The Mookie trade. I don’t need to get all the way into this because, really, none of us need that. All I’ll say is this was unmitigated disaster. Jeter Downs is gone. Connor Wong is maybe a backup catcher. And Alex Verdugo has gotten worse every year in Boston. Unless Verdugo takes a colossal step forward this year, this is a pitiful return for arguably the second greatest player in franchise history.

Next up, we have Chaim’s best trade: Brandon Workman and Heath Hembree for Nick Pivetta and Connor Seabold at the 2020 trade deadline. Credit where credit is due, this was a fleecing for Chaim. Getting back two controllable starters, regardless of their ability, for roughly 30 games of 2 relievers (who by the way, were both terrible post-trade) is fantastic.

Division Series - Tampa Bay Rays v Boston Red Sox - Game Three Photo by Billie Weiss/Boston Red Sox/Getty Images

One of the strangest trades Chaim’s made is the Andrew Benintendi trade. The Red Sox acquired Franchy Cordero, Josh Winchowski, and 3 PTBNLs (who are all still quite young, so maybe they become something) for Andrew Benintendi. Was Benintendi’s time in Boston probably up? Sure. But why trade him after his value completely cratered? Why not at least see if he could rebuild some of that value? It literally could not get worse than it was at the end of the 2020 season. Now, Cordero is gone and Winchowski was far and away the least impressive young arm the Sox had to use last year. This one never made sense to me.

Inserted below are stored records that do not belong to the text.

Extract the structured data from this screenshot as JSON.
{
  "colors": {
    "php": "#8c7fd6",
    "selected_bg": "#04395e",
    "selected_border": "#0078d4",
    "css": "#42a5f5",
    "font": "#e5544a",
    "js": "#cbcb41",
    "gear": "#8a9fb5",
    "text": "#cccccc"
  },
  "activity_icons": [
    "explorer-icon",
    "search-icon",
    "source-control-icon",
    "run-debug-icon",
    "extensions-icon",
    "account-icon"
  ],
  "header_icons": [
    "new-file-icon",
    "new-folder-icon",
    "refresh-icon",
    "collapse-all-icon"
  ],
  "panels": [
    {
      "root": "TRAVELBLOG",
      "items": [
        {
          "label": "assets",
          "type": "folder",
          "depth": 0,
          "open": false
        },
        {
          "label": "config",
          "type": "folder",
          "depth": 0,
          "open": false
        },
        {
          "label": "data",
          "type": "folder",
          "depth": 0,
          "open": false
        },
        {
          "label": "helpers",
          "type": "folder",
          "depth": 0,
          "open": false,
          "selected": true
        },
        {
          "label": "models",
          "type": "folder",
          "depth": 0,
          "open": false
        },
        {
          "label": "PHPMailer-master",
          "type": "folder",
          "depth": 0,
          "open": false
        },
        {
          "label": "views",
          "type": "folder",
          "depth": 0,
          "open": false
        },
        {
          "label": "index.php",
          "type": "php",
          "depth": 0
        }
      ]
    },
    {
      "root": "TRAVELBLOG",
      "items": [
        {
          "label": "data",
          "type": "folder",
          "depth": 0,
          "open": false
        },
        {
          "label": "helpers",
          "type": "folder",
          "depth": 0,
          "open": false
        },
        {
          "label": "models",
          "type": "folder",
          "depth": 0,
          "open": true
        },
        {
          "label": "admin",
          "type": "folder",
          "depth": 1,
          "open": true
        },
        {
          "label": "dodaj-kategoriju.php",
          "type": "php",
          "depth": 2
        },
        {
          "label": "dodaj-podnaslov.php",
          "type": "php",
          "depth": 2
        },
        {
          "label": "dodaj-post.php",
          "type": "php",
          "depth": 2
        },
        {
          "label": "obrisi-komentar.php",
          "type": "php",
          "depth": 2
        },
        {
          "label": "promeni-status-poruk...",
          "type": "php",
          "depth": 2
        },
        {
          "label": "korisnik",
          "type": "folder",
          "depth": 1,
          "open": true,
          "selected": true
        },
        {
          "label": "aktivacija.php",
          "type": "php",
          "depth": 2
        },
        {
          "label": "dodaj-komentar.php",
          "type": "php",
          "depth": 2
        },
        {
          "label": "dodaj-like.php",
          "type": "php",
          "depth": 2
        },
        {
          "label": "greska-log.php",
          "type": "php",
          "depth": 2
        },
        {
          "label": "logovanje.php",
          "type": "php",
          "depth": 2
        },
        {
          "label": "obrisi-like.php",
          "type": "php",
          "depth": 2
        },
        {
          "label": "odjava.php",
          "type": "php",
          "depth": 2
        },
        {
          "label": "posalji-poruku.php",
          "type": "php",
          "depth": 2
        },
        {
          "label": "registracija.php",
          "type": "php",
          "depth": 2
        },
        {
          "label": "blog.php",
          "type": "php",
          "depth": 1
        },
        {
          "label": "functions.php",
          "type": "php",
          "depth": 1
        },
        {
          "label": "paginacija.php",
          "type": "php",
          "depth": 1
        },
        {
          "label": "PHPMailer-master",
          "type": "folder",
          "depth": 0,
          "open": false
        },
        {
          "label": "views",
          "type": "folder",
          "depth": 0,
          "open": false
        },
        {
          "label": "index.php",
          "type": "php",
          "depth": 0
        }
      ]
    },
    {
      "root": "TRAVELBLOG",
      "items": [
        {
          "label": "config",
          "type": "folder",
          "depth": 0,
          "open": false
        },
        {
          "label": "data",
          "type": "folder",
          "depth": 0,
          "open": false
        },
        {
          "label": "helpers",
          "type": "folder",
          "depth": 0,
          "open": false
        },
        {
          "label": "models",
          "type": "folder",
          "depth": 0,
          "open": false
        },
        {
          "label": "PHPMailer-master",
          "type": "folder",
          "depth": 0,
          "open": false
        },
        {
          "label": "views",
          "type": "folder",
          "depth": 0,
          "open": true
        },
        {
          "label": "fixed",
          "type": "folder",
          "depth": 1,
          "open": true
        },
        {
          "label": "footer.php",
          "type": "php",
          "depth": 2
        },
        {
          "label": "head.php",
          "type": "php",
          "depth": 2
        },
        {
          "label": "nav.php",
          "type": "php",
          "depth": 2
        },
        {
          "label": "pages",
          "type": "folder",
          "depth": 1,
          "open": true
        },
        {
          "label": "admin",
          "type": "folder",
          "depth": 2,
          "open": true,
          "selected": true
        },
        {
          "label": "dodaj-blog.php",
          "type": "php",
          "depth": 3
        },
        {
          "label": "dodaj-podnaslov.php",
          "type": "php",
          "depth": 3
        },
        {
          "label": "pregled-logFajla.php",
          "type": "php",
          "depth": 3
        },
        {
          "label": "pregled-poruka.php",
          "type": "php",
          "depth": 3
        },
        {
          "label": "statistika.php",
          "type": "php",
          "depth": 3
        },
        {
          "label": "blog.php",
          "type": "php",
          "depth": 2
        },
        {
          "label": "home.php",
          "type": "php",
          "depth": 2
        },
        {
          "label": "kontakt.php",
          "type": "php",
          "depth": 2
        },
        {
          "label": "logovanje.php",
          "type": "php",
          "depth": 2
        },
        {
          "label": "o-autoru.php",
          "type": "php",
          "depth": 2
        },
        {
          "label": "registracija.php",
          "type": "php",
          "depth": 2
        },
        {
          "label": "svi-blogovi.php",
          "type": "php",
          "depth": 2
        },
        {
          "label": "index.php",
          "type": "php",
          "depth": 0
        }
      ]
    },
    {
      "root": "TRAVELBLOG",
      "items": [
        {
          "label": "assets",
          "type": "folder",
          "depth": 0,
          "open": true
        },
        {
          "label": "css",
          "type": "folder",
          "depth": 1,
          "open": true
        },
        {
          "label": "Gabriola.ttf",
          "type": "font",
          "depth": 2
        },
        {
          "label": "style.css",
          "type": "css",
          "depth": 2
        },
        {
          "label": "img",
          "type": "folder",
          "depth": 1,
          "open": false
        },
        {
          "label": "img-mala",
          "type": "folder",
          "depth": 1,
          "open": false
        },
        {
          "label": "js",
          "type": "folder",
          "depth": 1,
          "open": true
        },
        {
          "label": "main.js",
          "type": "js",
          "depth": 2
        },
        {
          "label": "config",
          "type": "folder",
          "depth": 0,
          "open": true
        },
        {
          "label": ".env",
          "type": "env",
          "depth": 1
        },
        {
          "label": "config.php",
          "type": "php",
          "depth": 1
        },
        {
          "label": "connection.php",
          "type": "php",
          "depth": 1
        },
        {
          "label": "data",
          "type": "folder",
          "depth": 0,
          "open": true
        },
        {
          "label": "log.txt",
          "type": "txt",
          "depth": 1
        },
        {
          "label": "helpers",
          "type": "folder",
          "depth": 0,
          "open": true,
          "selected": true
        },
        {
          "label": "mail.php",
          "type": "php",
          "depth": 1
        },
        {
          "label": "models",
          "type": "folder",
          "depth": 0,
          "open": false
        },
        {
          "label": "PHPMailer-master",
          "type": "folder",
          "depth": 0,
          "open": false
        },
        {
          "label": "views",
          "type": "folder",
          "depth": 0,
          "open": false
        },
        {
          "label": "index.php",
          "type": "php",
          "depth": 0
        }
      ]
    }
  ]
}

Next up, one that will never really make sense to me. The Red Sox traded Hunter Renfroe to the Brewers for Jackie Bradley Jr, and prospects David Hamilton and Alex Binelas. Now, I got the idea behind this trade. Renfroe was coming off a career year and Chaim was still trying to build the farm back up. Where this deal goes awry is the inclusion of Jackie Bradley Jr. Let’s get one thing clear, I adore JBJ. He was a vital part of a championship here and I’ll always be grateful for that. That being said, it was insane that Chaim agreed to take him back in this deal. JBJ’s AAV of 12 million was ludicrous for the player he was/is now. That money being on the books is also a part of why the Red Sox stayed over the luxury tax in ’22, which is a whole other thing.

American League Championship Series Game 4: Boston Red Sox v. Houston Astros

Let’s give Chaim a win here. At the 2022 deadline, he traded Jake Diekman to the White Sox for Reese McGuire. How Chaim convinced Chicago to take on Diekman’s contract AND get back a decent player in return is genuinely impressive. Kudos on this one, Chaim.

It seems evident to me after three years of Chaim that he can do pretty well on the smaller deals, but when he’s tasked with a big one, it’s probably not gonna go great. Thankfully, the Red Sox don’t have a franchise player that might need to be traded soon. Wait, hold on everyone. Somebody’s tugging on my arm.

Tampa Bay Rays v Boston Red Sox Photo By Winslow Townson/Getty Images